Scarlet fever/scarlatina

Scarlet fever/scarlatina

Chris Schach

Author Bio -

 Key Points
*Bacterial infection which typically affects children
*Caused by a bacterial infection by certain group A streptococcus bacteria
*Cutaneous symptoms consist of a rash of very small, reddish-pink spots over the entire body

Scarlet fever is a bacterial infection which typically affects children. The condition is typically preceded by a sore throat or Impetigo, and initially consists of fever, sore throat, swollen glands, headache, vomiting and nausea, swelling and redness of the tongue, abdominal pain and a general feeling of unwellness. Cutaneous symptoms usually appear within 1 to 2 days of the onset of the condition, and consist of a rash of very small, reddish pink spots over the entire body, though it usually begins on the torso, armpits, neck, groin or below the ears. This may be preceded by the appearance of red blotches on the skin. As the rash develops, it resembles a sunburn covered in tiny bumps, and may have a rough texture. In areas with skin folds, capillaries may burst and cause red streaking, known as Pastia lines, which may persist after the rash resolves. Resolving rashes will typically fade and peel, which may continue for up to 6 weeks. Untreated, fever peaks and resolves within a week. However, complications such as rheumatic fever, otitis media, pneumonia, septicaemia, glomerulonephritis, osteomyelitis, and death can occur if scarlet fever is not promptly treated.

Scarlet fever is caused by an infection of certain bacteria within group A streptococcus, which is easily transmitted via skin-to-skin contact or from inhalation of airborne matter from an infected person. Additionally, some persons may be carriers of the bacteria. Persons in areas with dense populations, children over the age of 3, and those in contact with persons who have a throat or skin infection are at increased risk for acquiring the condition.

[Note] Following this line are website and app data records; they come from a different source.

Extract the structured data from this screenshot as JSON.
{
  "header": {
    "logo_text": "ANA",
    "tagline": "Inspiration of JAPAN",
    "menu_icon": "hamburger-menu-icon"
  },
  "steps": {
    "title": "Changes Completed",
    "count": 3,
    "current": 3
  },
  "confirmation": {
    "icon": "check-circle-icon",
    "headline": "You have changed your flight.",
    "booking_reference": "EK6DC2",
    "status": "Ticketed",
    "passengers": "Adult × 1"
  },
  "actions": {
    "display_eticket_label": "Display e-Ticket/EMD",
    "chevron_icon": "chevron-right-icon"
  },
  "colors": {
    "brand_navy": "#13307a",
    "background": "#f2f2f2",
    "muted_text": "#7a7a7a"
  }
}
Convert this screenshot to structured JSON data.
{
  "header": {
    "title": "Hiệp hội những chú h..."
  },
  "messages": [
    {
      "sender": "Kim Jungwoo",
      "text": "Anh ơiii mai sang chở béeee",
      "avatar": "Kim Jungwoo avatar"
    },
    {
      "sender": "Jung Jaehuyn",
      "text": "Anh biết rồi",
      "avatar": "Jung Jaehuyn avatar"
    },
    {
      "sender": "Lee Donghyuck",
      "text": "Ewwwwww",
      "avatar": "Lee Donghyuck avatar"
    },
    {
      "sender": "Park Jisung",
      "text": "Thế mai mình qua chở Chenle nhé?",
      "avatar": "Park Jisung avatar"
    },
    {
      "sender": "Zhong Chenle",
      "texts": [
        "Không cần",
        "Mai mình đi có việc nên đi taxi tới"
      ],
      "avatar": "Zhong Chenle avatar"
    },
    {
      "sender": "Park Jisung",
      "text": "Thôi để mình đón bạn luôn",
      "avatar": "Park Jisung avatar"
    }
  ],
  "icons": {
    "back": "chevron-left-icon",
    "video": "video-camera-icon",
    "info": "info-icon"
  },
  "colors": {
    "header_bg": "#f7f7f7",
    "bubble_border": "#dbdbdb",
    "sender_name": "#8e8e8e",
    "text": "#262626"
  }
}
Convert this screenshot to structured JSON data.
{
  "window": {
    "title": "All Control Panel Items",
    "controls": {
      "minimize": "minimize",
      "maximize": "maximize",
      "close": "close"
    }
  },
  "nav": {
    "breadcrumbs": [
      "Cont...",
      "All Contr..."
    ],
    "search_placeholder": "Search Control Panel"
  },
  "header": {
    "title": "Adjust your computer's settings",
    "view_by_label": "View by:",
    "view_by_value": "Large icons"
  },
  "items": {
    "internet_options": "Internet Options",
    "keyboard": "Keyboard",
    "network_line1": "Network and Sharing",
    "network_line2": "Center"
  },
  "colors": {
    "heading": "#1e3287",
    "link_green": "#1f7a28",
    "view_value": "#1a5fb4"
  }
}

Differential Diagnosis (Other conditions with similar appearance)
Drug eruptions
Lupus erythematosus, Acute
Measles, Rubeola
Toxic shock syndrome

Key Points
*Diagnosis based on the characteristic appearance of the affected area in conjunction with clinical examination
*Laboratory testing will be performed to confirm diagnosis and to rule out similar appearing conditions

Scarlet fever is typically diagnosed based on the characteristic appearance of the affected area in conjunction with clinical examination. Laboratory testing will be performed to confirm the diagnosis and to rule out similar appearing conditions.

*Treatment typically consists of a course of Antibiotics
*Various other self-care options are available to relieve symptoms
*With proper treatment, major symptoms resolve within 5 days

Scarlet fever is typically treated with a short course of Antibiotics, typically under 10 days. Health care professionals may, in some cases, opt for a single intravenous dose of antibiotics, typically penicillin or erythromycin. Additionally, various self-care measures should be utilized to relieve symptoms, including acetaminophen for fever and pain, oral antihistamines or lotions to relieve itching, and eating soft foods and taking in cool liquids to manage throat pain.